Published twice a month by the Beacon Group Inc., the Bulletin lists between 400 and 500 openings per issue. The newsletter is targeted to mid-level and senior managers in such industries as finance, sales and marketing, human resources, general management, and information systems. Salaries for the posted jobs range from $70,000 to $500,000. Later this month, the Beacon Group will launch a revamped Search Bulletin Web site, which will allow subscribers to check daily for new job listings.
But the Bulletin's key added value resides in its extensive headhunter listings — which offer a great way to connect with the people who are wired into the best jobs in your field. "By networking with several key headhunters," says Nancy Schretter, 43, president of the Beacon Group, "you become more of a three-dimensional person to them — instead of a hit-and-run job hunter."
Coordinates: $115 for 6 issues; $187 for 12 issues. The Search Bulletin, 800-486-9220, www.searchbulletin.com
In his 18 years of hiring salespeople at four separate companies, Michael Freilich has been snookered into bringing on more than a few reps who aced their interviews but then turned out to be lame sellers. That's why Freilich, 44, vice president of Advanced Computer Communications Technologies Inc., an Internet-consulting company, has devised an interviewing regimen that makes it almost impossible for candidates to hide behind their game faces. Here are three of his hard-won lessons.
Do a stealth interview. "I get candidates to call me at home in the evening. They have no idea that this casual exchange is the first round of interviewing. Six out of ten people never get to the next level."
Get them to show you the money. "I ask salespeople how much they earned in commissions over the past two years. If they say that last year was an off year, I know that there's a problem. If I decide to meet with them, I tell them to bring their W-2 forms."
Let them do the talking. "When a candidate arrives for our meeting, I announce that I already did my interview — over the phone. 'Now you have my time,' I say. 'What do you want to talk about?' People don't expect this tactic, so I get a chance to see how they handle a curve ball."
Coordinates: Michael Freilich, firstname.lastname@example.org

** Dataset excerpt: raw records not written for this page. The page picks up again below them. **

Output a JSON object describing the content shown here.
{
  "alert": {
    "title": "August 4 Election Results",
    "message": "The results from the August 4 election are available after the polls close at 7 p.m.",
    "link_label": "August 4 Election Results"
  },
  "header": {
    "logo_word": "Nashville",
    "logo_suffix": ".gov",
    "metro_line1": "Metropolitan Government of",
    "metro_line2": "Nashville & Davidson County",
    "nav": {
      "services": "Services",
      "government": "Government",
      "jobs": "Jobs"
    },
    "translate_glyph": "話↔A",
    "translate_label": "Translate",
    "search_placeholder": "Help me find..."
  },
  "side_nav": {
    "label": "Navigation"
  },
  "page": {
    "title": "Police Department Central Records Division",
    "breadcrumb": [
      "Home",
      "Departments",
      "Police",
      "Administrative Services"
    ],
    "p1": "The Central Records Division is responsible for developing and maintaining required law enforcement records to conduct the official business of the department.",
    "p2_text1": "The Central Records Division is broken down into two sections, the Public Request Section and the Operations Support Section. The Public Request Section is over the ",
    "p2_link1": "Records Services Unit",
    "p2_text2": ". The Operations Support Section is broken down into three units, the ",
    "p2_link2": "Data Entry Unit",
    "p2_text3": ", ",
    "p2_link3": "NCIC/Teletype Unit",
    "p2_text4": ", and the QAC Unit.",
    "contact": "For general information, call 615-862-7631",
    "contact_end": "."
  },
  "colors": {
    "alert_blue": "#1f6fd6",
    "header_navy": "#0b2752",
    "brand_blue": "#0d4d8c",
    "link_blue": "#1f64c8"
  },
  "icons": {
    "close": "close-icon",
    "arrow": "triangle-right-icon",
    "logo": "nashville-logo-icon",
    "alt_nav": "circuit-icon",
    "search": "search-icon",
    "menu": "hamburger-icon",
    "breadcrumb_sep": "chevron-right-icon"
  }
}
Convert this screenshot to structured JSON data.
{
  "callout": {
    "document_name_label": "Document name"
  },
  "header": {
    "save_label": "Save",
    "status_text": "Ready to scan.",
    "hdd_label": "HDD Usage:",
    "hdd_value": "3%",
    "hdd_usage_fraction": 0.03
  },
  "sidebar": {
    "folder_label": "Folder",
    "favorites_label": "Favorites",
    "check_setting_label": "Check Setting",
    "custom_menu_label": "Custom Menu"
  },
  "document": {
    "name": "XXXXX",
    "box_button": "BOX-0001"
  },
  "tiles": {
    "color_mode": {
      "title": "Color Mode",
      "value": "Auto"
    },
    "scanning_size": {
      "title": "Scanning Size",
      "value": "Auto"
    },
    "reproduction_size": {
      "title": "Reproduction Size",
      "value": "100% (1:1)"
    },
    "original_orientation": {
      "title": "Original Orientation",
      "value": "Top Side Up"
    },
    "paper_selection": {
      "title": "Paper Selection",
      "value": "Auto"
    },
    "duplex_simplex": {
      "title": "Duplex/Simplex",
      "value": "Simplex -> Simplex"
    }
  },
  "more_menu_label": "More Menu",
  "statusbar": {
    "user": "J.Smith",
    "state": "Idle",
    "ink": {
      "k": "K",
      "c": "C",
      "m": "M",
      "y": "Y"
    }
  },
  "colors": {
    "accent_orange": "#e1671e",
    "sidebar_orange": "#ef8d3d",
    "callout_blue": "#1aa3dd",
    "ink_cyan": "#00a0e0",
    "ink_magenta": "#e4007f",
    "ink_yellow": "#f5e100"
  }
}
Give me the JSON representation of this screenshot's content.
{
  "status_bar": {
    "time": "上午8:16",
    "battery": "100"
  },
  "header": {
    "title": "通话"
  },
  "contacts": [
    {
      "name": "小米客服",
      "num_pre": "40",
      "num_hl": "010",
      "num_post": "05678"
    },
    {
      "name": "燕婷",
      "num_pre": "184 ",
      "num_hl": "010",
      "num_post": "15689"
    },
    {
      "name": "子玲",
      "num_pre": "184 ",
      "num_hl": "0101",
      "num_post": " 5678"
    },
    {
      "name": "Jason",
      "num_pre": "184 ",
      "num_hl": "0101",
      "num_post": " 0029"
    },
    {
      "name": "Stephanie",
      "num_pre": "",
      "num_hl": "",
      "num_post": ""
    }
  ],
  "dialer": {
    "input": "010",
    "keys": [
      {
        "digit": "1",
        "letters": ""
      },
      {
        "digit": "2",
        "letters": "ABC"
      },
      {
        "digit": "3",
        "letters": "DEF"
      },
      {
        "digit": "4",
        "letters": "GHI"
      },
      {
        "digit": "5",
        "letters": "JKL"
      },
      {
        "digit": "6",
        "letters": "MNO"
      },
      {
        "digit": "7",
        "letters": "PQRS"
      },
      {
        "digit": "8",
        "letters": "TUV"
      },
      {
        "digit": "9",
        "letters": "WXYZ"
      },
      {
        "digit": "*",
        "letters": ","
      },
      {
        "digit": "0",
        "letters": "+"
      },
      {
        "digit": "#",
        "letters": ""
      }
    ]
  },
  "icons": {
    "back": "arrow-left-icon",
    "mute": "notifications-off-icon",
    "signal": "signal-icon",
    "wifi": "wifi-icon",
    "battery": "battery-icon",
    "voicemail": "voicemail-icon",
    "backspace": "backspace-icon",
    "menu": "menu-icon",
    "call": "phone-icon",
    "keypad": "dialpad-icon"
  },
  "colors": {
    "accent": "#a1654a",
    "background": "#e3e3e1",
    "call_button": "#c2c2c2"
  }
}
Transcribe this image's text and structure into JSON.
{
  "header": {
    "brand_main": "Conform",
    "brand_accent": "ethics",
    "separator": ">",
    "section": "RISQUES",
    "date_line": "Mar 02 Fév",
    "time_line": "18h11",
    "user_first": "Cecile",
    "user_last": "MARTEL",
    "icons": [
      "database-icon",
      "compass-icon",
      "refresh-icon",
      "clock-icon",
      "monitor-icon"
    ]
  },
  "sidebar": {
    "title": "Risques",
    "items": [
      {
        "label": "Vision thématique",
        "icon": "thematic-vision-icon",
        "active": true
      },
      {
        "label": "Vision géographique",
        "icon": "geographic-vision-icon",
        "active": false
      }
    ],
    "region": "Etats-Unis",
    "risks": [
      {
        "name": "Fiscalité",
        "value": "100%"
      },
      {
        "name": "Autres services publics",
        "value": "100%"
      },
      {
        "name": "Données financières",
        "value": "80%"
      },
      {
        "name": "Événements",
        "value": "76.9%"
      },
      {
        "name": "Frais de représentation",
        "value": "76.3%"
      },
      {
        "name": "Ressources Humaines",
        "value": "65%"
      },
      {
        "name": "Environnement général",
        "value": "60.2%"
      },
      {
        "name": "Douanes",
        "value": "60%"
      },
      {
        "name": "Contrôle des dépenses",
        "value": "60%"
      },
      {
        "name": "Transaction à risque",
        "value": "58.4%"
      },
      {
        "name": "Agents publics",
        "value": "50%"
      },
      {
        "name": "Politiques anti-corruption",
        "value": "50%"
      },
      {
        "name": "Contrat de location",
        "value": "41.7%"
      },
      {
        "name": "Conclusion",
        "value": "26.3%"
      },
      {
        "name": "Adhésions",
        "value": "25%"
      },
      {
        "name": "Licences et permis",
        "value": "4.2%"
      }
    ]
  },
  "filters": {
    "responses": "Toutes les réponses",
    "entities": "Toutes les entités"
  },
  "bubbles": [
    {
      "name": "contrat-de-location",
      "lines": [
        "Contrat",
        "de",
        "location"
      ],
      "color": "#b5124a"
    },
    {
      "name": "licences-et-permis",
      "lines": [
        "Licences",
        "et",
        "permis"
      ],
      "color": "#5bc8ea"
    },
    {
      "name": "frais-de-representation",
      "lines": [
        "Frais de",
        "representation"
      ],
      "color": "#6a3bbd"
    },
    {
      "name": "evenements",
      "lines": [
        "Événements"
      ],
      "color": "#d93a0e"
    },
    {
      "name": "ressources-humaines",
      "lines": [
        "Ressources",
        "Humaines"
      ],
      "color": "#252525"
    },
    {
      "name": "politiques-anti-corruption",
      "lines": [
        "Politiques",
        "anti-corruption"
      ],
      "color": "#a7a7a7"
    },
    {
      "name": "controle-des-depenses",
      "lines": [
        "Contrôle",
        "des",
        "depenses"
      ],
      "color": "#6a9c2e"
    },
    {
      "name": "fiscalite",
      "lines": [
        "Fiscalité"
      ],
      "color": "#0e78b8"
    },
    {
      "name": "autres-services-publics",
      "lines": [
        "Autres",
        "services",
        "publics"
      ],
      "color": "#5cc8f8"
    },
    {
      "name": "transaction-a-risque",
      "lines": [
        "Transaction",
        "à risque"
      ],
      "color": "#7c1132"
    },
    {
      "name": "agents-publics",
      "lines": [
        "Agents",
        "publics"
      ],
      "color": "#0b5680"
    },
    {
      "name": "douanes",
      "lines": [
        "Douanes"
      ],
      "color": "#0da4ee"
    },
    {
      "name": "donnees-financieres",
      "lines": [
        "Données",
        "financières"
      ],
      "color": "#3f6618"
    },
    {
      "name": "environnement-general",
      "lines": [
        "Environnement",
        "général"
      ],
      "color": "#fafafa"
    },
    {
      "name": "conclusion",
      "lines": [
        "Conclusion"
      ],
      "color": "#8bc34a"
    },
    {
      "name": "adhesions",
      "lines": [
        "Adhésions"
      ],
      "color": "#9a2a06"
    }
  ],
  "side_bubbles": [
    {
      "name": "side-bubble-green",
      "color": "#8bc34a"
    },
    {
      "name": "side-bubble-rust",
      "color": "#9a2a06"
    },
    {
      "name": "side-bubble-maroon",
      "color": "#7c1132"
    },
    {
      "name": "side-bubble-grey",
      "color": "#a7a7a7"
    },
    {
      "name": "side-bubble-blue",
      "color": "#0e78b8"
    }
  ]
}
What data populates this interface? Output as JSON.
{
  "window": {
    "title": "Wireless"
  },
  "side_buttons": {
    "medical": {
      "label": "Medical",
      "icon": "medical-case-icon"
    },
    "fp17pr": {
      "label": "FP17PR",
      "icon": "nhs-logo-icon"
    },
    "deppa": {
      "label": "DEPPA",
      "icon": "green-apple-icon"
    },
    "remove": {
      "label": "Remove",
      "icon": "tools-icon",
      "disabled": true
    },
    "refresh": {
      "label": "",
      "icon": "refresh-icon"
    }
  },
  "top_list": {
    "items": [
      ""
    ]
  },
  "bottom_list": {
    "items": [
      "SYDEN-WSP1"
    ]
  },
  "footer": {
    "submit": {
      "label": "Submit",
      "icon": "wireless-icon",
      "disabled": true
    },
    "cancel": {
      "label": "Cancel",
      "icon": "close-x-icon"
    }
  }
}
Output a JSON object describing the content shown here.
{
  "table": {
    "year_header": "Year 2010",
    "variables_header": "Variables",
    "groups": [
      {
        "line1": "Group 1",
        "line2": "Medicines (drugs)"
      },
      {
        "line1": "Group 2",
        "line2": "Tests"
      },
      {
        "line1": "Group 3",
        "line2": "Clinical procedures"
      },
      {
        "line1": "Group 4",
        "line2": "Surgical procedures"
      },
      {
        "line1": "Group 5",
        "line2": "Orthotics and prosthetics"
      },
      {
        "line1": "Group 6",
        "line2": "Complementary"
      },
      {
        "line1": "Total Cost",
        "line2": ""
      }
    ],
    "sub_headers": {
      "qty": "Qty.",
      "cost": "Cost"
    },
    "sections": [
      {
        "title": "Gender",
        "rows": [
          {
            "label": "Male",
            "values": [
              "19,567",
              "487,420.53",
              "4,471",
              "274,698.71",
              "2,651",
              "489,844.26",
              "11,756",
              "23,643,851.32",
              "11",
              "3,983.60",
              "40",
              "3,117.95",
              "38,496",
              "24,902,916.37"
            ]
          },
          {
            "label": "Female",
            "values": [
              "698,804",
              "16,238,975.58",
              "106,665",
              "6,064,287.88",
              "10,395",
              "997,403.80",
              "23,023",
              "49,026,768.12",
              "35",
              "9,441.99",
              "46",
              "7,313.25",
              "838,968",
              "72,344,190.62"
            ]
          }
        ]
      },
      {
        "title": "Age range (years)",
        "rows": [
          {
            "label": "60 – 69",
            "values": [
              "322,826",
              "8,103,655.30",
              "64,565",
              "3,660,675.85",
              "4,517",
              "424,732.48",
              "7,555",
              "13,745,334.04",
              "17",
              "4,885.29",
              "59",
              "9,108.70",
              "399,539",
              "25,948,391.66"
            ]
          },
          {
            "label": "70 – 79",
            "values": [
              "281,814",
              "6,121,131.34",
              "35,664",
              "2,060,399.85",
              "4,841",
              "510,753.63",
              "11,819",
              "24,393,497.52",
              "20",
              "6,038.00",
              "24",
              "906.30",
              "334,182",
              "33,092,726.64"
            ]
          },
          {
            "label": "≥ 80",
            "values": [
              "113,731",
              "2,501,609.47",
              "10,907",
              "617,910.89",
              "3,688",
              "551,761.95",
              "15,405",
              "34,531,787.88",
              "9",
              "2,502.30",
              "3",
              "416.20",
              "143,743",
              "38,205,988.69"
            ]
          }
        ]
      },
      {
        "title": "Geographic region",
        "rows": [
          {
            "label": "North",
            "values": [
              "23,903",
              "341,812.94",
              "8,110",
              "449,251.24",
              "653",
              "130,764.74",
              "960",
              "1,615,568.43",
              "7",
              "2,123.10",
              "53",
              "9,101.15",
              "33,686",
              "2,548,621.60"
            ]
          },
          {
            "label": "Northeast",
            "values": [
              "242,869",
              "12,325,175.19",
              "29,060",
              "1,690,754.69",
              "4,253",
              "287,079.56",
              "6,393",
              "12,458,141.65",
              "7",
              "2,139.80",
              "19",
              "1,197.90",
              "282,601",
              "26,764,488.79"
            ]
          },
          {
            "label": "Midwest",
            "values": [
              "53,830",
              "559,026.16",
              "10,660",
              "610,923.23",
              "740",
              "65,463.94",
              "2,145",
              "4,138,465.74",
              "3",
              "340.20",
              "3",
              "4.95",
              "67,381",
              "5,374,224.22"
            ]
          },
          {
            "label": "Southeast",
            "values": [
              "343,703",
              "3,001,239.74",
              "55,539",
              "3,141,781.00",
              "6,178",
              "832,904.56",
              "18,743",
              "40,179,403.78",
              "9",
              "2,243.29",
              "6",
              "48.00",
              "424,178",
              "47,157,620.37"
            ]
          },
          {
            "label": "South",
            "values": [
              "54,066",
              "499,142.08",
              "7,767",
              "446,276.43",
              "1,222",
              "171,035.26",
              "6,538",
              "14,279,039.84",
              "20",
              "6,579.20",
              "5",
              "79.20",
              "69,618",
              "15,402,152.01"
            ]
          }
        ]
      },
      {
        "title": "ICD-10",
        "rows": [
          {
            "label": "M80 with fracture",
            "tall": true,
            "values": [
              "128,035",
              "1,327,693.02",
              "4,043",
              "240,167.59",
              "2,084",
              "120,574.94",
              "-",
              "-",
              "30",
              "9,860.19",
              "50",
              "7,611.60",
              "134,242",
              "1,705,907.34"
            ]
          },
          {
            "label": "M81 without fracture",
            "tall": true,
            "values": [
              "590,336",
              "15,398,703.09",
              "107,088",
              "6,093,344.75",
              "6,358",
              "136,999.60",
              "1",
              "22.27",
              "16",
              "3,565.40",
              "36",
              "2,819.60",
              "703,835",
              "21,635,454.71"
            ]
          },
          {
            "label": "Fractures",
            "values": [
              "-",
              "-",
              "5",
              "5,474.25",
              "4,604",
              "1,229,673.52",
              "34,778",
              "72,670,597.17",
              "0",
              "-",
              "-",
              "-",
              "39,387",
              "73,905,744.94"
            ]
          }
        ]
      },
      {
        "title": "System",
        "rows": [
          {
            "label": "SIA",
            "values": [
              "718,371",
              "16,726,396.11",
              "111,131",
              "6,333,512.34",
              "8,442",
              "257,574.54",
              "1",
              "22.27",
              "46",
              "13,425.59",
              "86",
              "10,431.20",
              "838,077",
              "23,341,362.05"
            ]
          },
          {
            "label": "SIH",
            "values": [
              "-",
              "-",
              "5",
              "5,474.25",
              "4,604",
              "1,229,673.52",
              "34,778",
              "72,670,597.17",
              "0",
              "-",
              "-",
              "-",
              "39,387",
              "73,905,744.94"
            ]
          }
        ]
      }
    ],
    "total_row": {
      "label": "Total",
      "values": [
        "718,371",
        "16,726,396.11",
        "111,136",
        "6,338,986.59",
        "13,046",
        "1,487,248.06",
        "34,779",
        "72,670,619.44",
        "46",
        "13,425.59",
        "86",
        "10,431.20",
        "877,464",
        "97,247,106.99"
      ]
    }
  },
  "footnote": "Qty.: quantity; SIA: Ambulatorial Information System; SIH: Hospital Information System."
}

Bill Breen (email@example.com) is a senior editor at Fast Company. Michael Kaplan (firstname.lastname@example.org), a freelancer based in New York City, contributed three of the sidebars.
A version of this article appeared in the January 1999 issue of Fast Company magazine.